This, however, leads us to Mitchell’s black sheep film, Rabbit Hole. Until this film, Mitchell’s works were personally crafted explorations of gender and sexuality, but Rabbit Holeis an adaptation of a stage play by David Lindsay-Abaire in which a couple, Becca and Howie (Nicole Kidman and Aaron Eckhart, respectively), deal with the loss of their four-year-old son to a tragic accident. It would seem that this film exists outside of Mitchell’s wheelhouse, but there’s a certain element to the story that relates very strongly to the queer narrative—the notion of dual and hidden identities.

See, Rabbit Hole doesn’t pick up immediately after the death of the couple’s son, but rather eight months later, when other people are unsure whether an appropriate amount of grieving has been done. Becca struggles with the constant reminders of their son’s existence and only wishes the pain to stop, while Howie wants to move on with their lives, not to forget, but so that he doesn’t linger as his wife appears to. Meanwhile, they must put on a good and socially acceptable face to the outside world, only to have it slip when the pressure becomes too heavy.

For anyone who has come out with a queer identity, those pressures are relatable, even if the situations are not at all similar. And how do the characters of Rabbit Hole cope with their tumultuous emotions? Well, they don’t directly participate in artistic expressions, but they find outlets for relating to other people; Becca in particular builds a relationship with the teenager (Miles Teller) who ran over her son, who copes by hand-crafting a comic book to work out his emotions. This comic is one of the pieces that helps Becca move past her own anger at the world. But even as Becca and Howie reach the resolution of their growth by the story’s end, the film’s final monologue makes clear that the pain will never leave them, and that their struggles within and without will never be resolved, haunting them, even as it seemingly gets a little easier all the time.

It’s clear that in Mitchell’s worldview, artistic expression and interpersonal relation are primary modes for working through complex and unanswerable turmoil, whether that turmoil is through gender expression, sexuality, or unimaginable loss. Art is a point at which the solipsistic individuality of the human experience converges, and it is through the messy and complicated world of art that we find solace (even if we don’t find the cleanest or most satisfactory of answers). Mitchell’s next film, releasing later this year, is How to Talk to Girls at Parties, an adaptation of a Neil Gaiman short story in which a teenage boy meets a collection of esoterically strange women at a party who may not be of this world. It’s a story that is largely subject to interpretation, but at the heart of it is the narrative of a young man navigating an unfamiliar world of flirting with women who have experiences cosmically greater than his own.

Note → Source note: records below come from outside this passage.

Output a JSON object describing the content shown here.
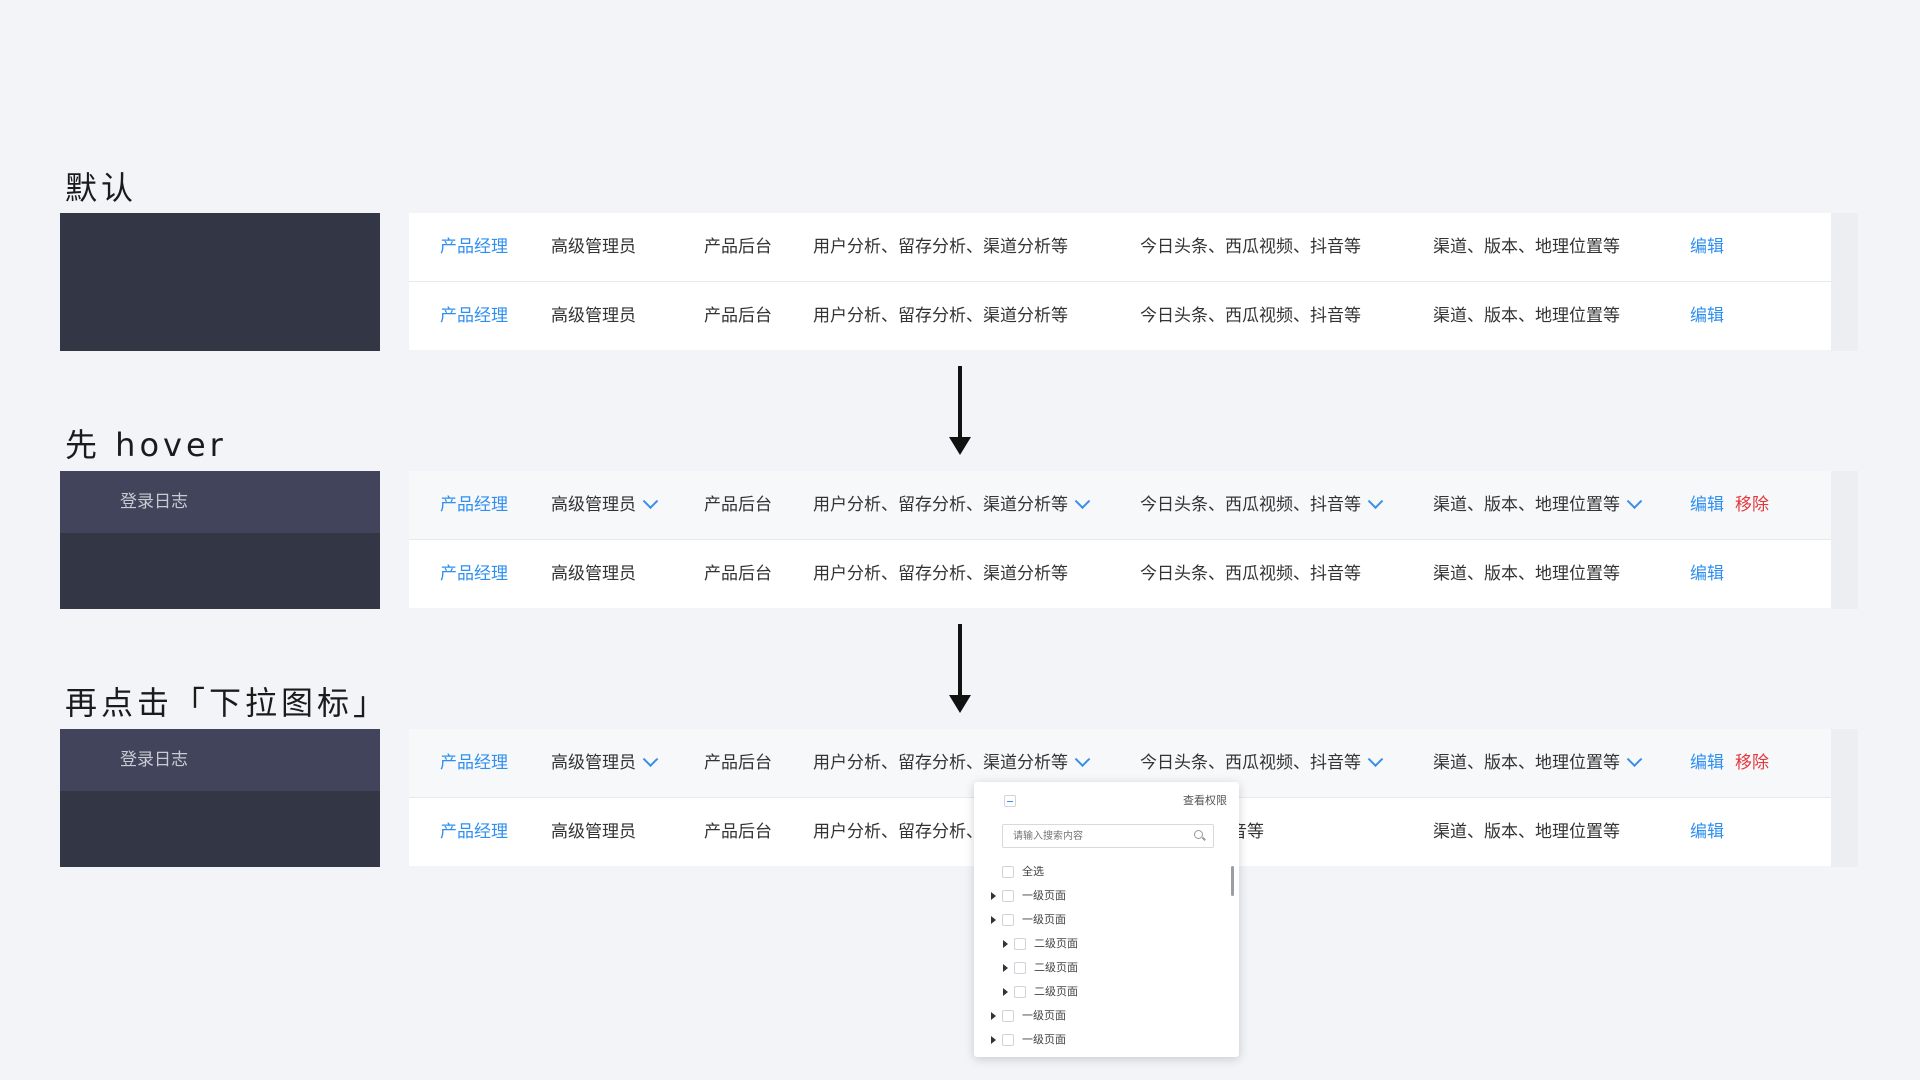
{
  "stages": [
    {
      "title": "默认"
    },
    {
      "title": "先 hover"
    },
    {
      "title": "再点击「下拉图标」"
    }
  ],
  "sidebar": {
    "hover_item": "登录日志"
  },
  "row": {
    "name": "产品经理",
    "role": "高级管理员",
    "backend": "产品后台",
    "analytics": "用户分析、留存分析、渠道分析等",
    "apps": "今日头条、西瓜视频、抖音等",
    "dims": "渠道、版本、地理位置等",
    "edit": "编辑",
    "remove": "移除",
    "analytics_partial": "用户分析、留存分析、",
    "apps_partial": "瓜视频、抖音等"
  },
  "dropdown": {
    "view_permissions": "查看权限",
    "search_placeholder": "请输入搜索内容",
    "select_all": "全选",
    "items": [
      {
        "label": "一级页面",
        "level": 1
      },
      {
        "label": "一级页面",
        "level": 1
      },
      {
        "label": "二级页面",
        "level": 2
      },
      {
        "label": "二级页面",
        "level": 2
      },
      {
        "label": "二级页面",
        "level": 2
      },
      {
        "label": "一级页面",
        "level": 1
      },
      {
        "label": "一级页面",
        "level": 1
      }
    ]
  },
  "colors": {
    "link": "#2f8ff0",
    "danger": "#e0393e",
    "sidebar": "#333644",
    "sidebar_hover": "#41445a",
    "background": "#f2f4f7"
  }
}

If that isn’t material ripe for the kind of bizarre, hand-crafted, conceptually irresolvable work of Mitchell, we’re not sure what is. Here’s hoping it lives up to the heights of his other chaotic gems.

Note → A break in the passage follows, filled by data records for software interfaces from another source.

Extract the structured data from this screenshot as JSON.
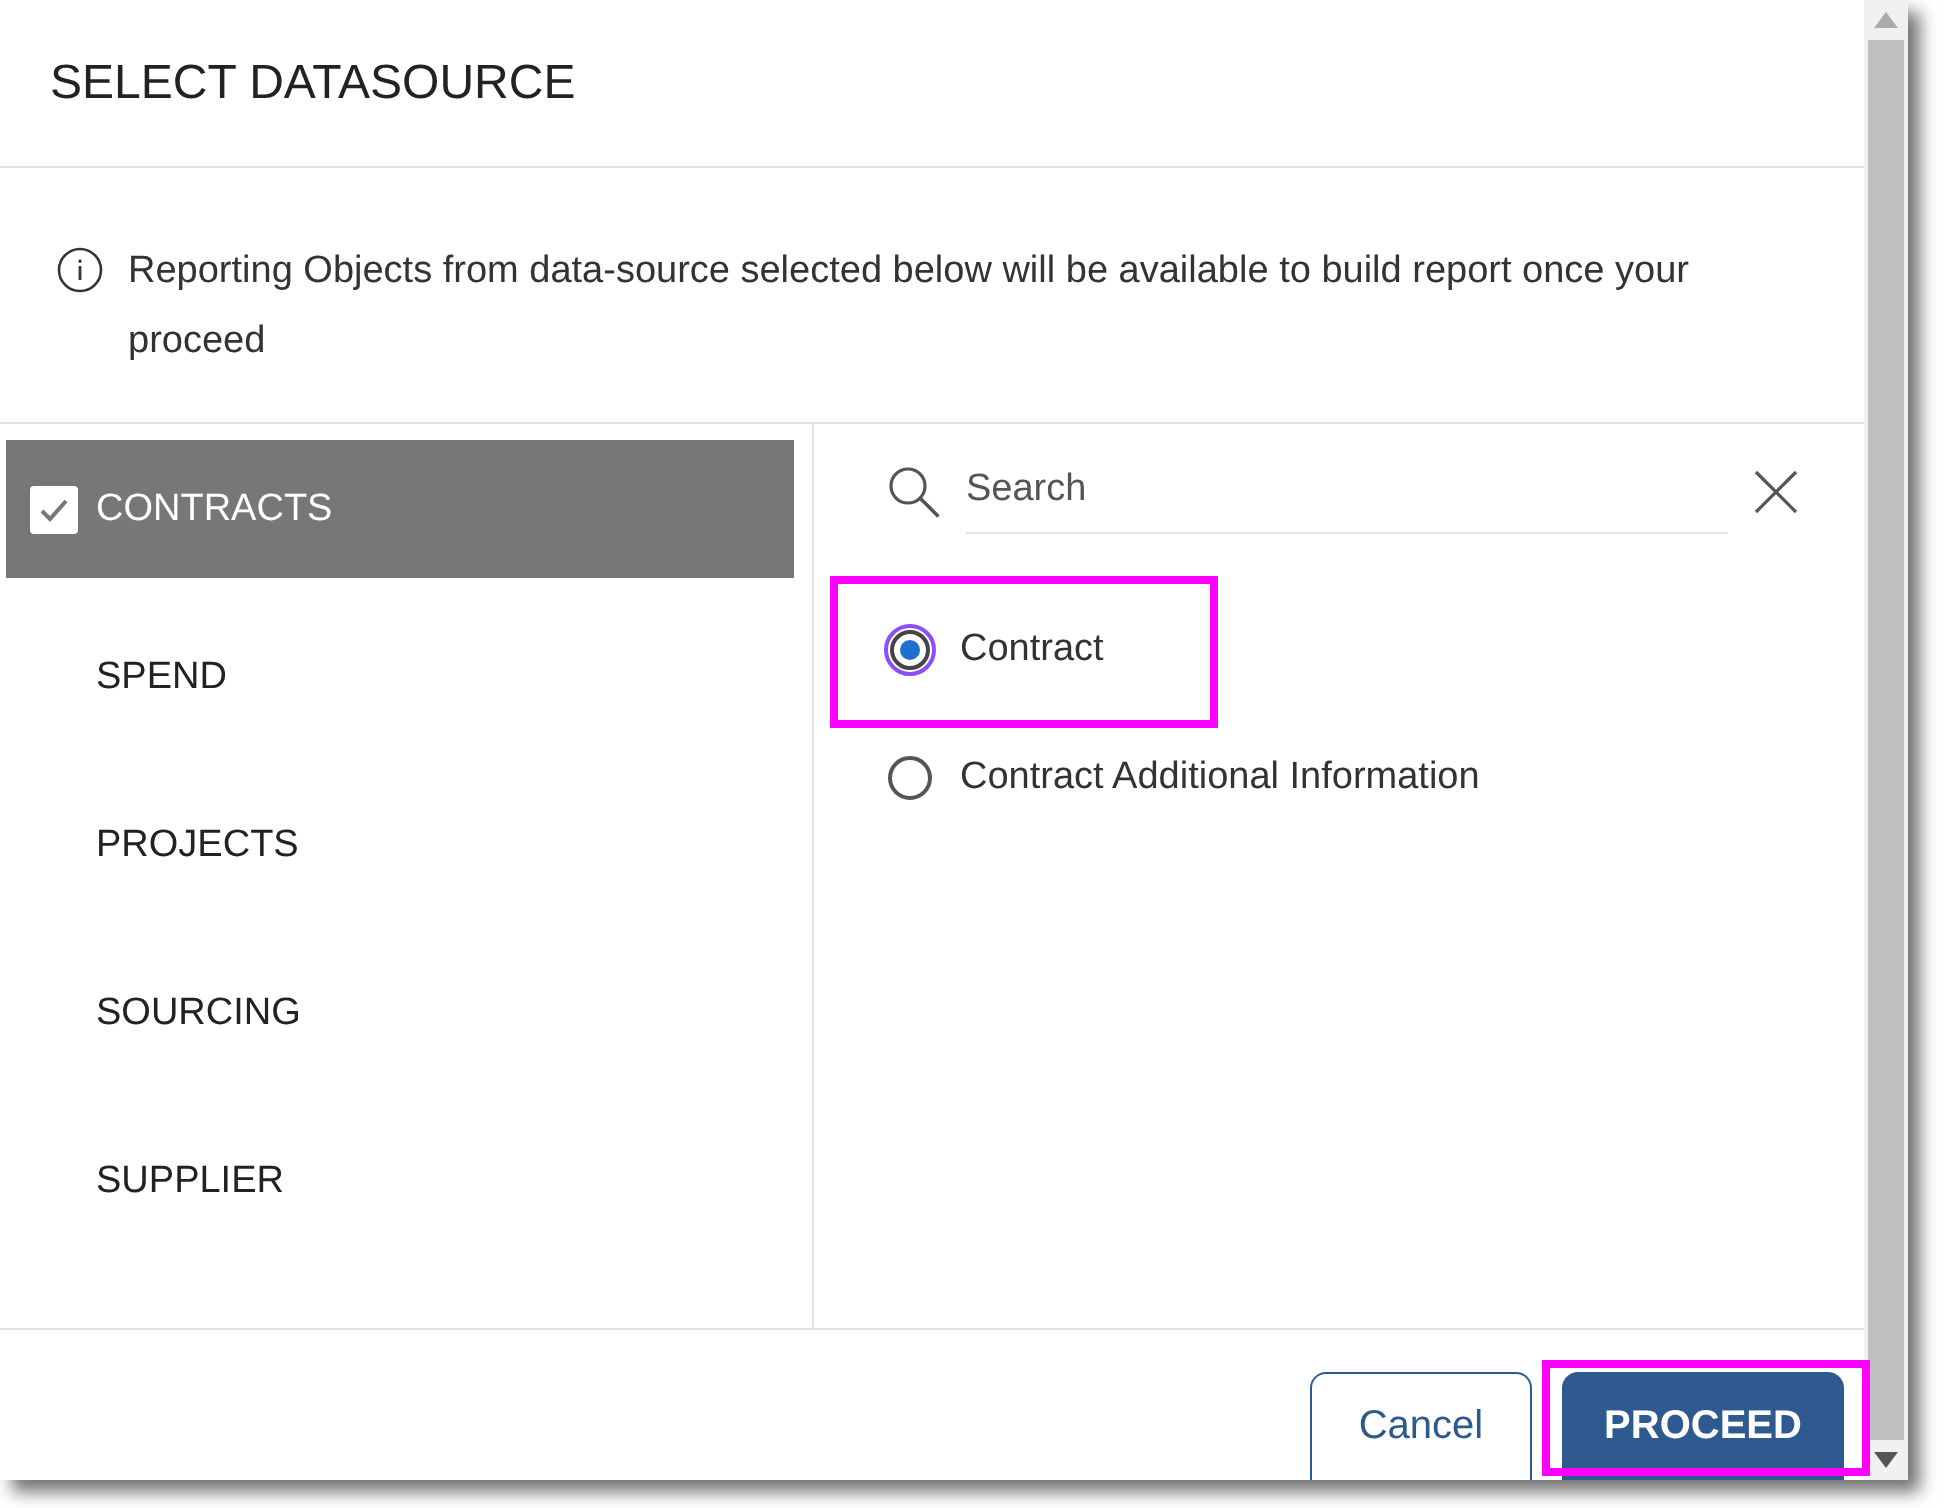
{
  "dialog": {
    "title": "SELECT DATASOURCE",
    "info": "Reporting Objects from data-source selected below will be available to build report once your proceed"
  },
  "sources": [
    {
      "label": "CONTRACTS",
      "selected": true
    },
    {
      "label": "SPEND",
      "selected": false
    },
    {
      "label": "PROJECTS",
      "selected": false
    },
    {
      "label": "SOURCING",
      "selected": false
    },
    {
      "label": "SUPPLIER",
      "selected": false
    }
  ],
  "search": {
    "placeholder": "Search"
  },
  "objects": [
    {
      "label": "Contract",
      "selected": true,
      "highlighted": true
    },
    {
      "label": "Contract Additional Information",
      "selected": false,
      "highlighted": false
    }
  ],
  "buttons": [
    {
      "label": "Cancel",
      "kind": "secondary",
      "highlighted": false
    },
    {
      "label": "PROCEED",
      "kind": "primary",
      "highlighted": true
    }
  ]
}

*A version of this article first ran in the current print issue of Substream Magazine, on stands now and available through our online store!